▸ Data for this exercise
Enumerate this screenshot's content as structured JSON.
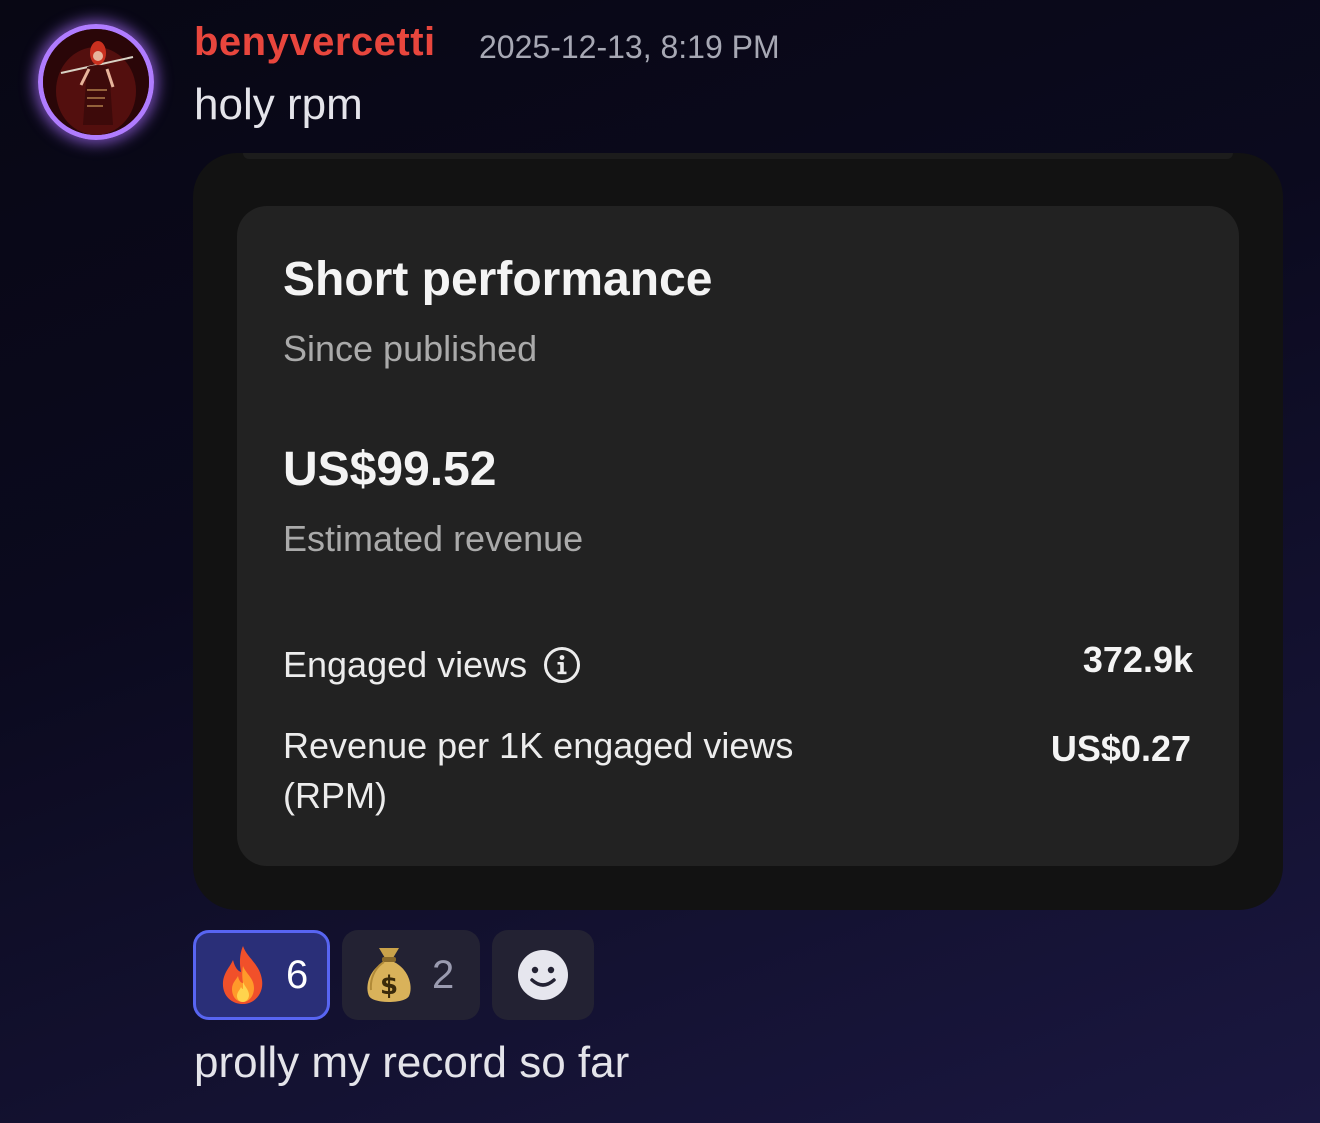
{
  "message": {
    "author": "benyvercetti",
    "timestamp": "2025-12-13, 8:19 PM",
    "text": "holy rpm",
    "author_color": "#e8463d",
    "avatar_icon": "user-avatar"
  },
  "attachment": {
    "card": {
      "title": "Short performance",
      "subtitle": "Since published",
      "revenue": {
        "value": "US$99.52",
        "label": "Estimated revenue"
      },
      "stats": [
        {
          "label": "Engaged views",
          "value": "372.9k",
          "icon": "info-icon"
        },
        {
          "label": "Revenue per 1K engaged views (RPM)",
          "value": "US$0.27"
        }
      ]
    }
  },
  "reactions": [
    {
      "emoji": "fire-emoji",
      "count": "6",
      "active": true
    },
    {
      "emoji": "money-bag-emoji",
      "count": "2",
      "active": false
    }
  ],
  "add_reaction_icon": "smiley-icon",
  "followup_message": {
    "text": "prolly my record so far"
  },
  "colors": {
    "reaction_active_border": "#5865f2",
    "card_background": "#222222"
  }
}
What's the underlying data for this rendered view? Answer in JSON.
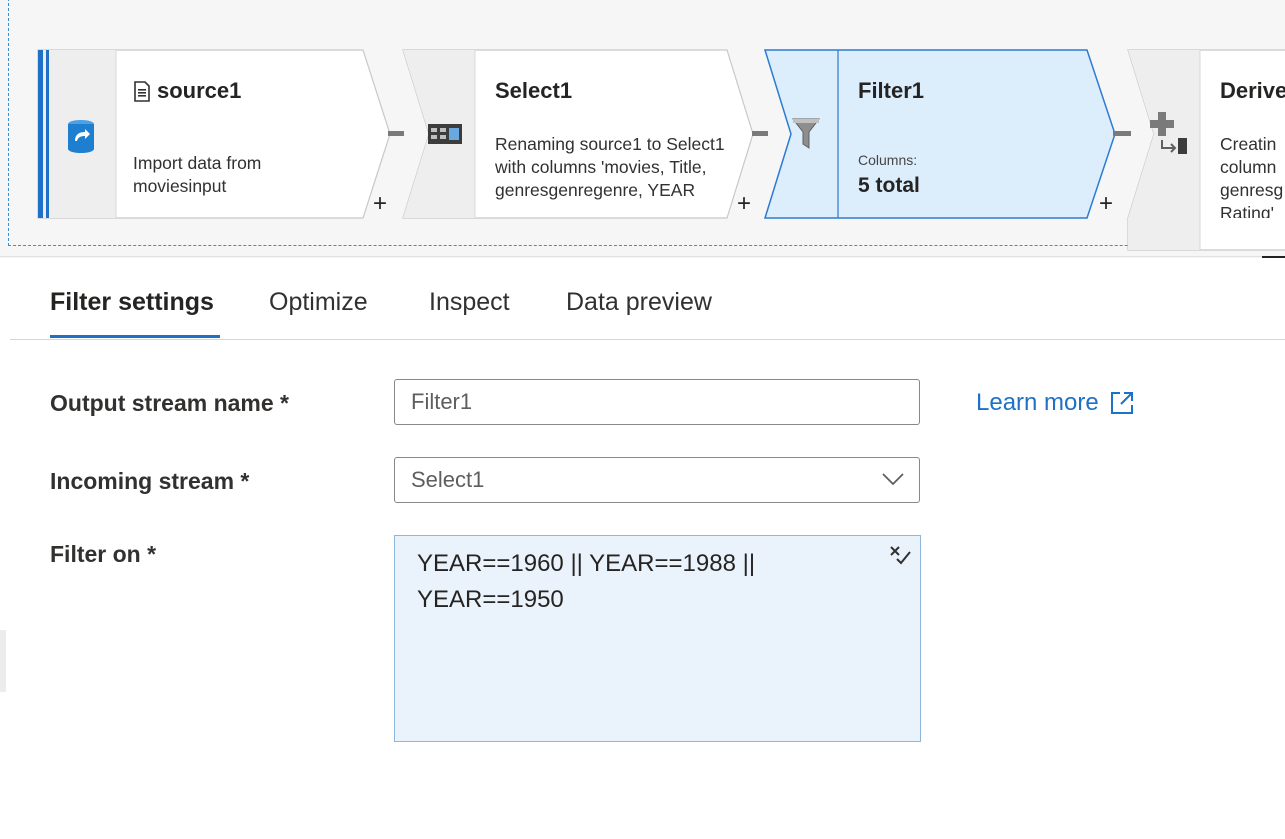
{
  "pipeline": {
    "nodes": [
      {
        "title": "source1",
        "description": "Import data from moviesinput",
        "icon": "file-icon"
      },
      {
        "title": "Select1",
        "description": "Renaming source1 to Select1 with columns 'movies, Title, genresgenregenre, YEAR",
        "icon": "select-columns-icon"
      },
      {
        "title": "Filter1",
        "columns_label": "Columns:",
        "columns_value": "5 total",
        "icon": "funnel-icon"
      },
      {
        "title": "Derive",
        "description": "Creatin column genresg Rating'",
        "icon": "derived-column-icon"
      }
    ],
    "add_label": "+"
  },
  "tabs": [
    {
      "label": "Filter settings",
      "active": true
    },
    {
      "label": "Optimize",
      "active": false
    },
    {
      "label": "Inspect",
      "active": false
    },
    {
      "label": "Data preview",
      "active": false
    }
  ],
  "form": {
    "output_stream": {
      "label": "Output stream name *",
      "value": "Filter1"
    },
    "incoming_stream": {
      "label": "Incoming stream *",
      "value": "Select1"
    },
    "filter_on": {
      "label": "Filter on *",
      "line1": "YEAR==1960 || YEAR==1988 ||",
      "line2": "YEAR==1950"
    },
    "learn_more": "Learn more"
  },
  "colors": {
    "accent": "#1e71c6",
    "selected_node_fill": "#dcedfc",
    "selected_node_border": "#2b7bd1",
    "expression_bg": "#eaf3fb"
  }
}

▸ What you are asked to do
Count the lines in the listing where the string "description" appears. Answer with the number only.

▸ Result of the task
3